Zweig sits down with a range of older Jewish comics—among them, Shelly Berman, Shecky Greene, and Super Dave Osborne himself, Bob Einstein—and younger blood like Eugene Mirman, hoping to get to the bottom of a couple of questions that are pressing on his mind as the father of a toddler who, he suspects, may not inherit the Jewish comic sensibility he received from his own parents. The first is whether there’s something inherently Jewish about American comedy, an issue that spans conversations about the Yiddish rhythms of comics like Don Rickles and more sober discussions about comedy’s origins in oppression and pain. The second is whether Jewish North Americans’ increasing assimilation into mainstream culture well into the twenty-first century is distancing more recent comedians—and lay enthusiasts like Zweig—from their roots.
This is an interesting two-pronged thesis, though Zweig’s conversational style and range of subjects have their limits: his interview with Toronto’s Mark Breslin is the closest the film comes to historicizing Jewish comedy, and one yearns for more basic information about the importance of places like the Borscht Belt and the Catskill Mountains, which are addressed only in passing. Still, much of the film is absorbing, our interest stemming from Zweig’s obvious personal investment in the subject as well as the often poignant, always funny stories of his subjects, who impress with their range of idiosyncratic voices.
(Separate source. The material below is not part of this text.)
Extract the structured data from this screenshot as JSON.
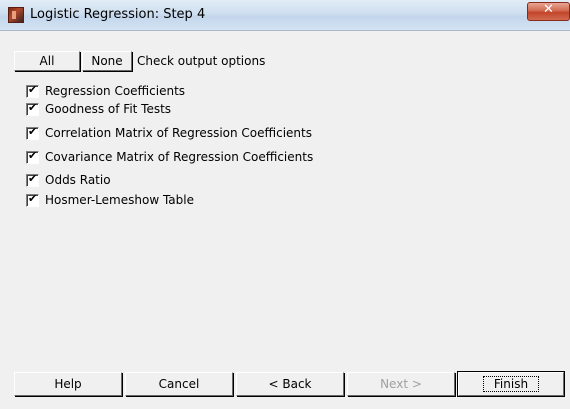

It’s a rare testament to how effective talking-head documentaries can be, provided the talking heads are saying interesting things in novel ways.
Blue Is the Warmest Colour
Directed by Abdellatif Kechiche
The Royal (608 College Street)
Though it was the most talked-about film at Cannes and the eventual Palme d’Or winner, Blue Is the Warmest Colour is nothing too earth-shattering. At most, it’s a handsomely produced and tender portrait of a doomed romance between high-school student Adèle (Adèle Exarchopoulos) and visual artist Emma (Léa Seydoux), enlivened only by some of the longest sex scenes in recent memory.
Those sessions, gamely played by the two leads, rival the acrobatics of the puppet sex in Team America, but it’s arguably director Abdellatif Kechiche who’s having the best time here. Kechiche is so fixated on the actresses’ ecstatic faces and, more worryingly, assorted body parts—all framed in close-up—that one suspects he’s patting his own back behind the camera, satisfied at his ostensible documentary realism in capturing lesbian sex at its most intimate.
Since the film’s debut at Cannes, Julie Maroh, the author of the graphic novel on which it was based, has disowned it as lesbian pornography for straight, male audiences. That reading may do a disservice to the earnest stretches devoted to Adèle’s burgeoning career as a teacher and to her heartache over her stalling relationship with art star Emma, but in the end it’s hard to shake, in part because of a lengthy monologue by a directorial surrogate character in the middle of the film—a seemingly endless speech about Western art’s difficulty with depicting the elusive woman’s orgasm. Whether this is self-parody or audience instruction is hard to say, but what’s certain is that it has little to do with the film’s ostensible subject, the maturation of Adèle, whose perspective is seemingly abandoned in the sex scenes that linger over her body, and then further sidelined by pompous declarations about her sexuality. Colour us unimpressed.